Last week, we revealed how the company had added @replies to comments – a really useful way to share Pins with other users or invite them into a conversation.

This time round, Pinterest has added new ways to organise Pins, boards and sections.

Here’s what’s new in a nutshell:

Reorder sections
The order of sections within a board can now be rearranged to give users easier access to what they need.

via GIPHY

Rearrange Pins
Finally! Pins will no longer be locked down to reverse-chronological order.

via GIPHY

Sort boards
You now have various ways to reorder your entire board.

Pinterest_organize
In addition to these new features, you can now also archive a board.
Pinterest_archive

 

5. Instagram kicks Snapchat while it’s down with new Direct feature

After some very promising recent Q4 results, Snapchat’s luck has taken a bit of a turn.

In short, people bloody hate the redesign, which has now fully rolled out. So much so, there’s a Change.org petition calling for the old design to be reinstated and it’s currently got 1,233,899 supporters. It literally went up by 20 in the 10 seconds I was on the site to check.

This has caused Snapchat a right old headache.

To the point the company has had to issue an official response:

Snapchat_new design response

Fair play to Snapchat for swallowing its pride and committing to making some tweaks though.

And if anyone was going to add to Snapchat’s bad week, it had to be Instagram didn’t it?

Having already famously stolen its iconic Stories feature – and made it more popular – Instagram has now introduced new updates to Direct. One of them copies another classic Snapchat feature, and the others one-up it.

When sending an ephemeral message via Direct, users can now decide whether the recipient can:

• Only view it once
• Replay it temporarily
• See a permanent thumbnail of it in the chat log

Instagram_direct options

The first of these will be a real kick in the nuts for Snapchat. After all, the disappearing message has been one of the only defining USPs it’s managed to hang on to. The second and third will also be bitter blows mainly because Snapchat doesn’t yet offer this functionality.

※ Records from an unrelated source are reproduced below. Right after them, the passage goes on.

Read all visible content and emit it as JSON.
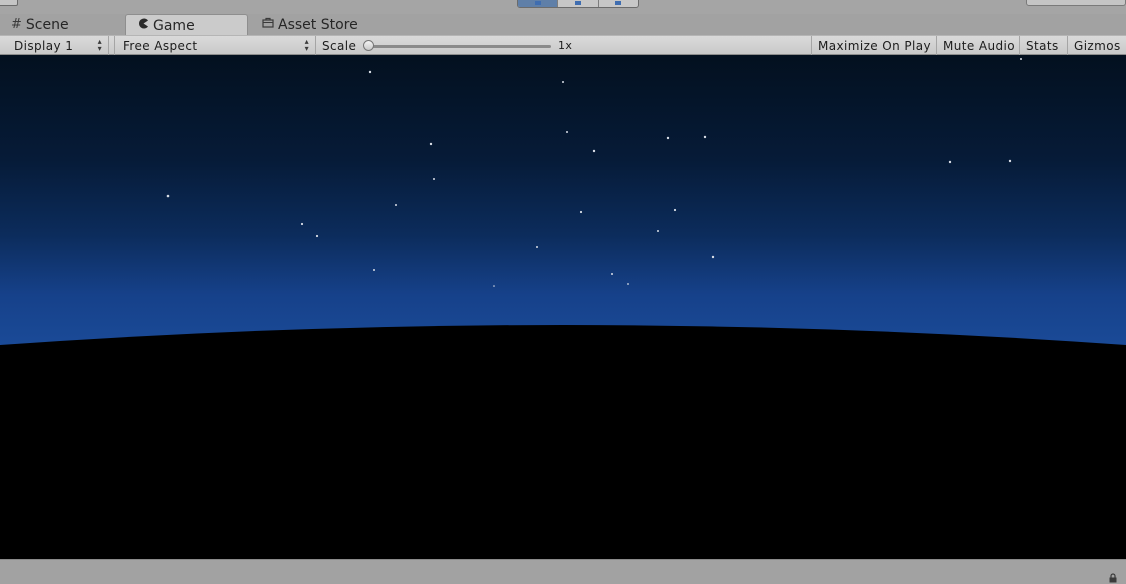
{
  "tabs": [
    {
      "label": "Scene",
      "icon": "grid-icon"
    },
    {
      "label": "Game",
      "icon": "pacman-icon",
      "active": true
    },
    {
      "label": "Asset Store",
      "icon": "bag-icon"
    }
  ],
  "toolbar": {
    "display": "Display 1",
    "aspect": "Free Aspect",
    "scale_label": "Scale",
    "scale_value": "1x",
    "maximize": "Maximize On Play",
    "mute": "Mute Audio",
    "stats": "Stats",
    "gizmos": "Gizmos"
  },
  "colors": {
    "sky_top": "#041226",
    "sky_horizon": "#16418a",
    "ground": "#000000",
    "active_play": "#3f6db0"
  }
}
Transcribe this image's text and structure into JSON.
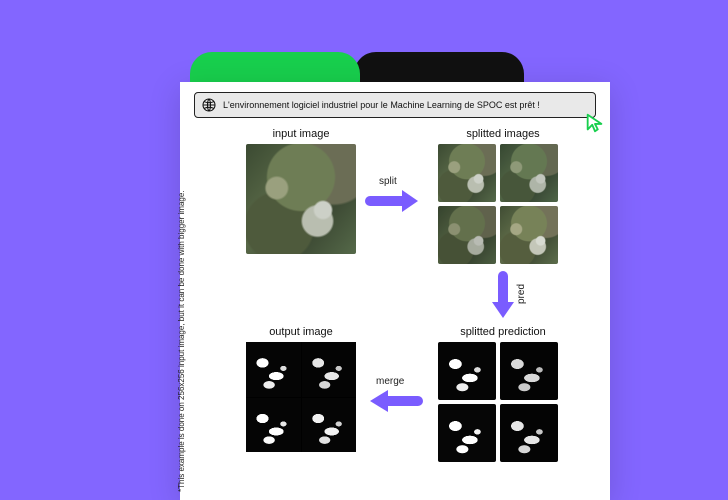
{
  "address_bar": {
    "text": "L'environnement logiciel industriel pour le Machine Learning de SPOC est prêt !"
  },
  "side_note": "*This example is done on 256x256  input image, but it can be done with bigger image.",
  "labels": {
    "input": "input image",
    "splitted_images": "splitted images",
    "splitted_pred": "splitted prediction",
    "output": "output image"
  },
  "arrows": {
    "split": "split",
    "pred": "pred",
    "merge": "merge"
  },
  "colors": {
    "accent": "#7a5cff",
    "bg": "#8366ff",
    "tab_green": "#18cf4d"
  }
}
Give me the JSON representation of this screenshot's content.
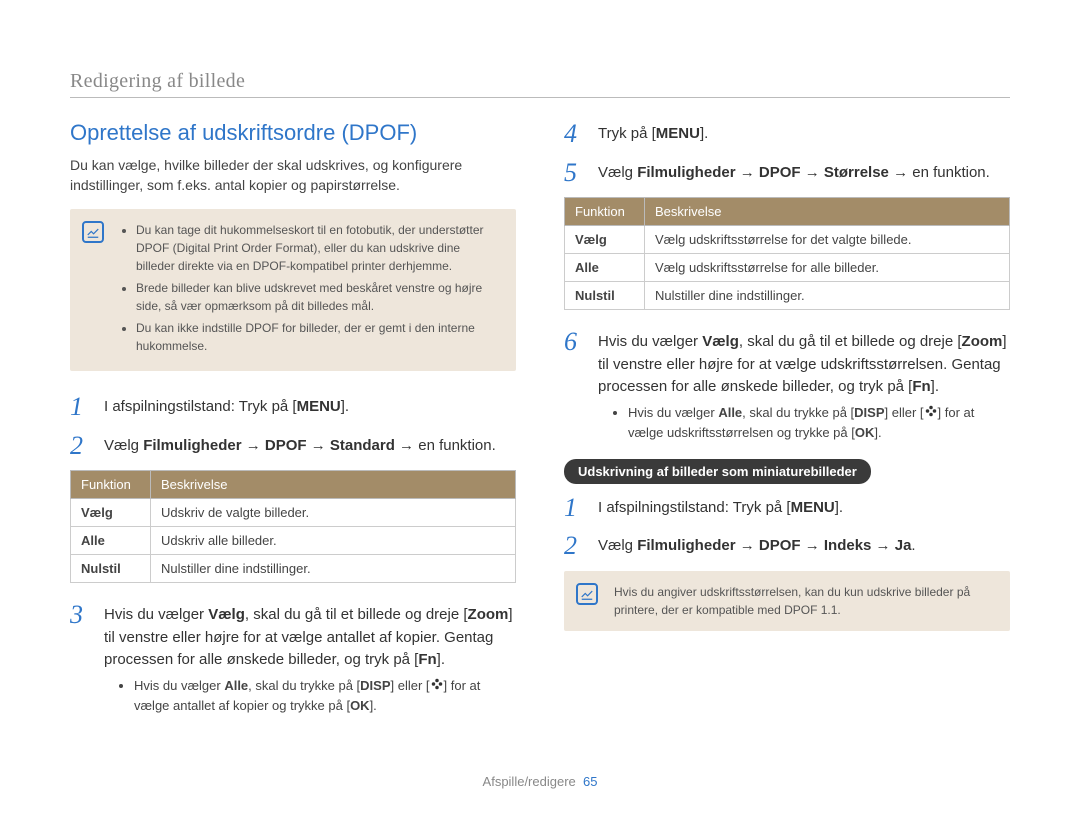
{
  "header": "Redigering af billede",
  "left": {
    "title": "Oprettelse af udskriftsordre (DPOF)",
    "intro": "Du kan vælge, hvilke billeder der skal udskrives, og konfigurere indstillinger, som f.eks. antal kopier og papirstørrelse.",
    "notes": [
      "Du kan tage dit hukommelseskort til en fotobutik, der understøtter DPOF (Digital Print Order Format), eller du kan udskrive dine billeder direkte via en DPOF-kompatibel printer derhjemme.",
      "Brede billeder kan blive udskrevet med beskåret venstre og højre side, så vær opmærksom på dit billedes mål.",
      "Du kan ikke indstille DPOF for billeder, der er gemt i den interne hukommelse."
    ],
    "step1": {
      "pre": "I afspilningstilstand: Tryk på [",
      "btn": "MENU",
      "post": "]."
    },
    "step2": {
      "pre": "Vælg ",
      "path": "Filmuligheder → DPOF → Standard",
      "post": " → en funktion."
    },
    "table_headers": {
      "c1": "Funktion",
      "c2": "Beskrivelse"
    },
    "table_rows": [
      {
        "k": "Vælg",
        "v": "Udskriv de valgte billeder."
      },
      {
        "k": "Alle",
        "v": "Udskriv alle billeder."
      },
      {
        "k": "Nulstil",
        "v": "Nulstiller dine indstillinger."
      }
    ],
    "step3": {
      "pre": "Hvis du vælger ",
      "b1": "Vælg",
      "mid1": ", skal du gå til et billede og dreje [",
      "b2": "Zoom",
      "mid2": "] til venstre eller højre for at vælge antallet af kopier. Gentag processen for alle ønskede billeder, og tryk på [",
      "b3": "Fn",
      "post": "]."
    },
    "sub3": {
      "pre": "Hvis du vælger ",
      "b1": "Alle",
      "mid1": ", skal du trykke på [",
      "b2": "DISP",
      "mid2": "] eller [",
      "mid3": "] for at vælge antallet af kopier og trykke på [",
      "b3": "OK",
      "post": "]."
    }
  },
  "right": {
    "step4": {
      "pre": "Tryk på [",
      "btn": "MENU",
      "post": "]."
    },
    "step5": {
      "pre": "Vælg ",
      "path": "Filmuligheder → DPOF → Størrelse",
      "post": " → en funktion."
    },
    "table_headers": {
      "c1": "Funktion",
      "c2": "Beskrivelse"
    },
    "table_rows": [
      {
        "k": "Vælg",
        "v": "Vælg udskriftsstørrelse for det valgte billede."
      },
      {
        "k": "Alle",
        "v": "Vælg udskriftsstørrelse for alle billeder."
      },
      {
        "k": "Nulstil",
        "v": "Nulstiller dine indstillinger."
      }
    ],
    "step6": {
      "pre": "Hvis du vælger ",
      "b1": "Vælg",
      "mid1": ", skal du gå til et billede og dreje [",
      "b2": "Zoom",
      "mid2": "] til venstre eller højre for at vælge udskriftsstørrelsen. Gentag processen for alle ønskede billeder, og tryk på [",
      "b3": "Fn",
      "post": "]."
    },
    "sub6": {
      "pre": "Hvis du vælger ",
      "b1": "Alle",
      "mid1": ", skal du trykke på [",
      "b2": "DISP",
      "mid2": "] eller [",
      "mid3": "] for at vælge udskriftsstørrelsen og trykke på [",
      "b3": "OK",
      "post": "]."
    },
    "pill": "Udskrivning af billeder som miniaturebilleder",
    "t_step1": {
      "pre": "I afspilningstilstand: Tryk på [",
      "btn": "MENU",
      "post": "]."
    },
    "t_step2": {
      "pre": "Vælg ",
      "path": "Filmuligheder → DPOF → Indeks → Ja",
      "post": "."
    },
    "endnote": "Hvis du angiver udskriftsstørrelsen, kan du kun udskrive billeder på printere, der er kompatible med DPOF 1.1."
  },
  "footer": {
    "section": "Afspille/redigere",
    "page": "65"
  }
}
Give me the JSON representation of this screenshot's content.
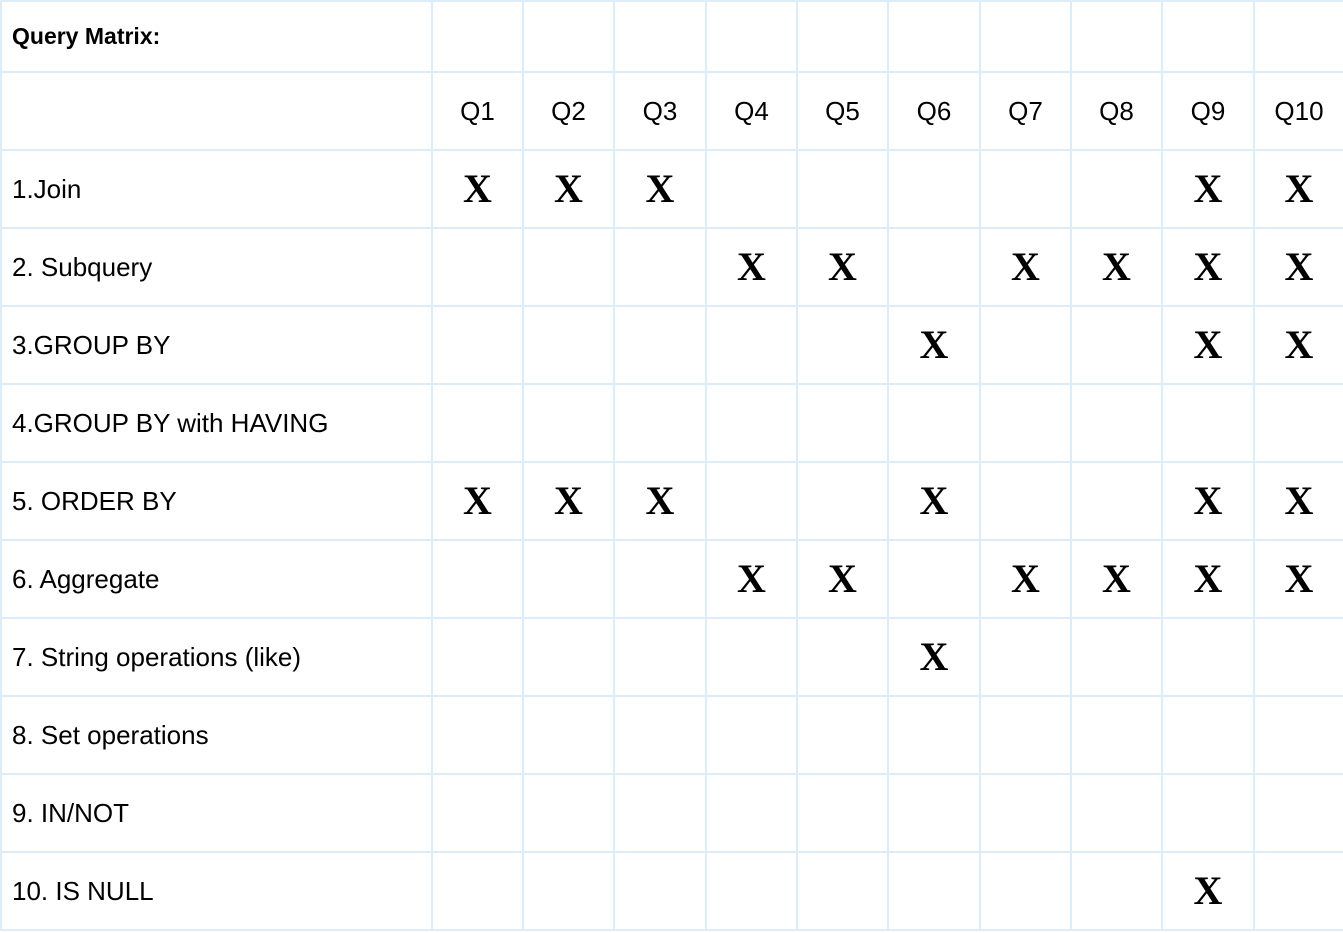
{
  "title": "Query Matrix:",
  "mark_symbol": "X",
  "columns": [
    "Q1",
    "Q2",
    "Q3",
    "Q4",
    "Q5",
    "Q6",
    "Q7",
    "Q8",
    "Q9",
    "Q10"
  ],
  "rows": [
    {
      "label": "1.Join",
      "marks": [
        true,
        true,
        true,
        false,
        false,
        false,
        false,
        false,
        true,
        true
      ]
    },
    {
      "label": "2. Subquery",
      "marks": [
        false,
        false,
        false,
        true,
        true,
        false,
        true,
        true,
        true,
        true
      ]
    },
    {
      "label": "3.GROUP BY",
      "marks": [
        false,
        false,
        false,
        false,
        false,
        true,
        false,
        false,
        true,
        true
      ]
    },
    {
      "label": "4.GROUP BY with HAVING",
      "marks": [
        false,
        false,
        false,
        false,
        false,
        false,
        false,
        false,
        false,
        false
      ]
    },
    {
      "label": "5. ORDER BY",
      "marks": [
        true,
        true,
        true,
        false,
        false,
        true,
        false,
        false,
        true,
        true
      ]
    },
    {
      "label": "6. Aggregate",
      "marks": [
        false,
        false,
        false,
        true,
        true,
        false,
        true,
        true,
        true,
        true
      ]
    },
    {
      "label": "7. String operations (like)",
      "marks": [
        false,
        false,
        false,
        false,
        false,
        true,
        false,
        false,
        false,
        false
      ]
    },
    {
      "label": "8. Set operations",
      "marks": [
        false,
        false,
        false,
        false,
        false,
        false,
        false,
        false,
        false,
        false
      ]
    },
    {
      "label": "9. IN/NOT",
      "marks": [
        false,
        false,
        false,
        false,
        false,
        false,
        false,
        false,
        false,
        false
      ]
    },
    {
      "label": "10. IS NULL",
      "marks": [
        false,
        false,
        false,
        false,
        false,
        false,
        false,
        false,
        true,
        false
      ]
    }
  ]
}
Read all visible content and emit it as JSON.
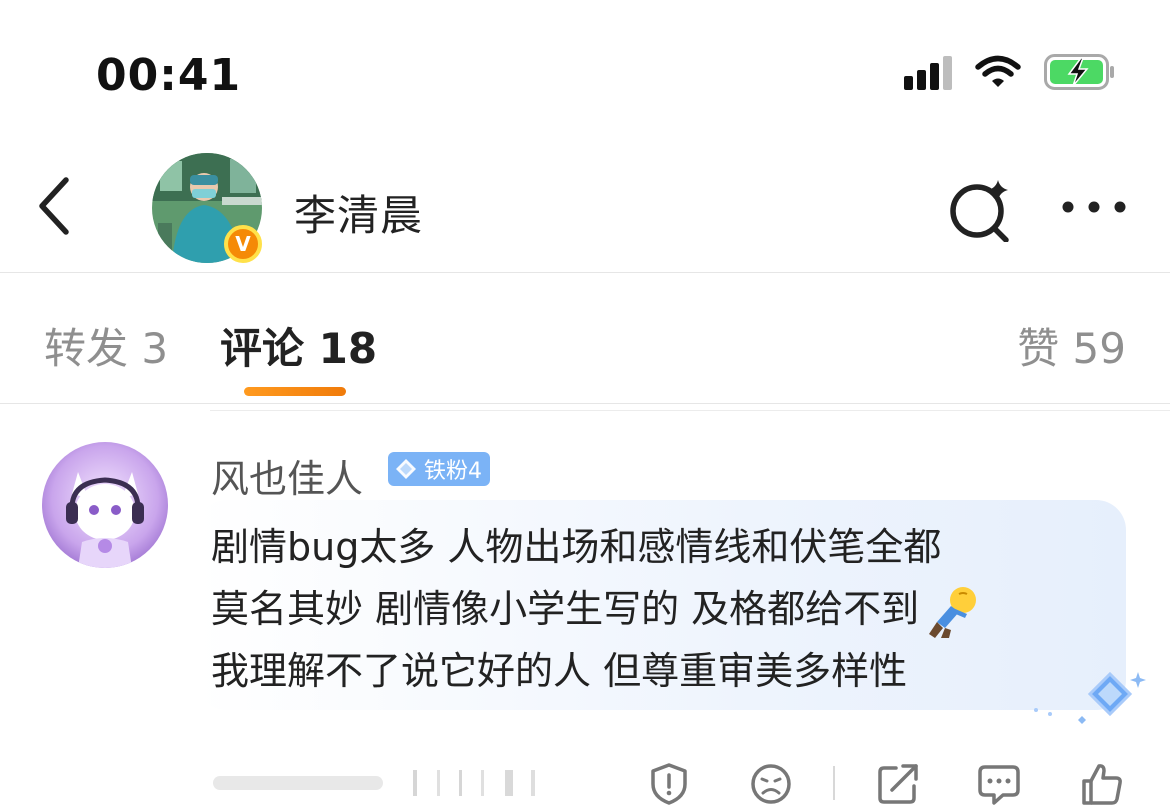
{
  "status_bar": {
    "time": "00:41"
  },
  "header": {
    "user_name": "李清晨",
    "verified_badge": "V"
  },
  "tabs": {
    "repost": "转发 3",
    "comments": "评论 18",
    "likes": "赞 59"
  },
  "comment": {
    "author": "风也佳人",
    "fan_badge": "铁粉4",
    "lines": [
      "剧情bug太多 人物出场和感情线和伏笔全都",
      "莫名其妙 剧情像小学生写的 及格都给不到",
      "我理解不了说它好的人 但尊重审美多样性"
    ]
  },
  "icons": {
    "back": "chevron-left-icon",
    "search": "ai-search-icon",
    "more": "more-dots-icon",
    "report": "report-icon",
    "dislike": "sad-face-icon",
    "share": "share-icon",
    "reply": "comment-icon",
    "like": "thumbs-up-icon"
  },
  "colors": {
    "accent": "#f58a07",
    "fan_badge": "#7bb3f6",
    "text_primary": "#222222",
    "text_secondary": "#8f8f8f"
  }
}
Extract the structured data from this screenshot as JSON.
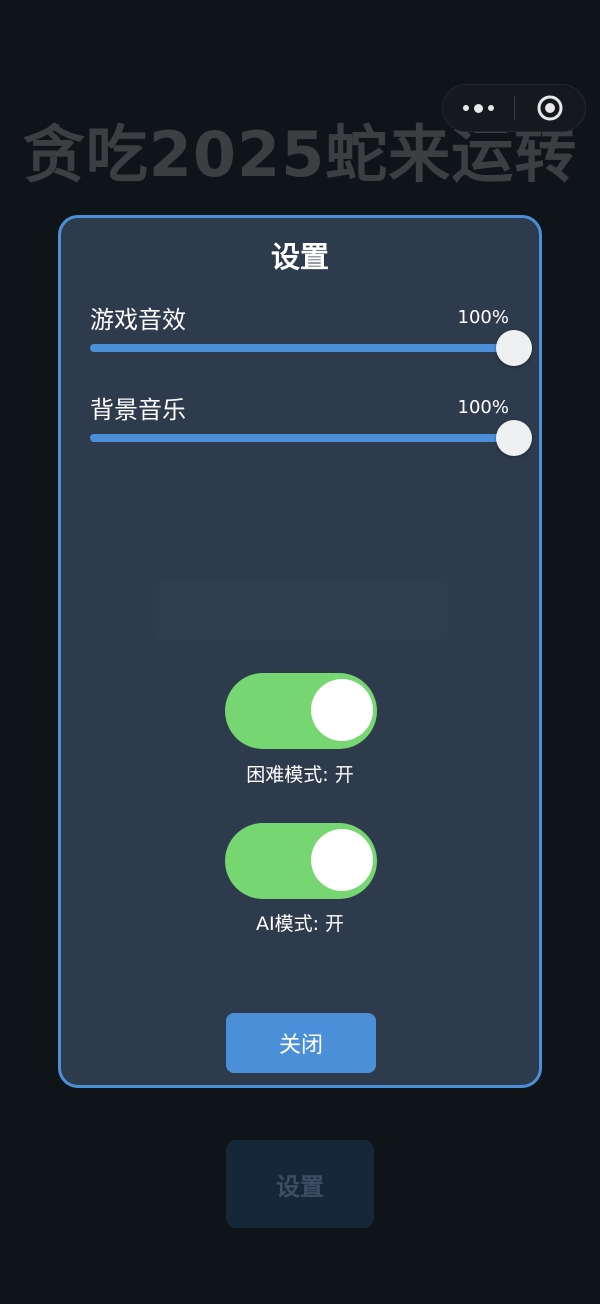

Bonus bite: Facebook will be removing 20 (of its least useful or least used) ad metrics in July 2018 to coincide with the release of its new Graph API. Here’s the full list and explanation from Facebook.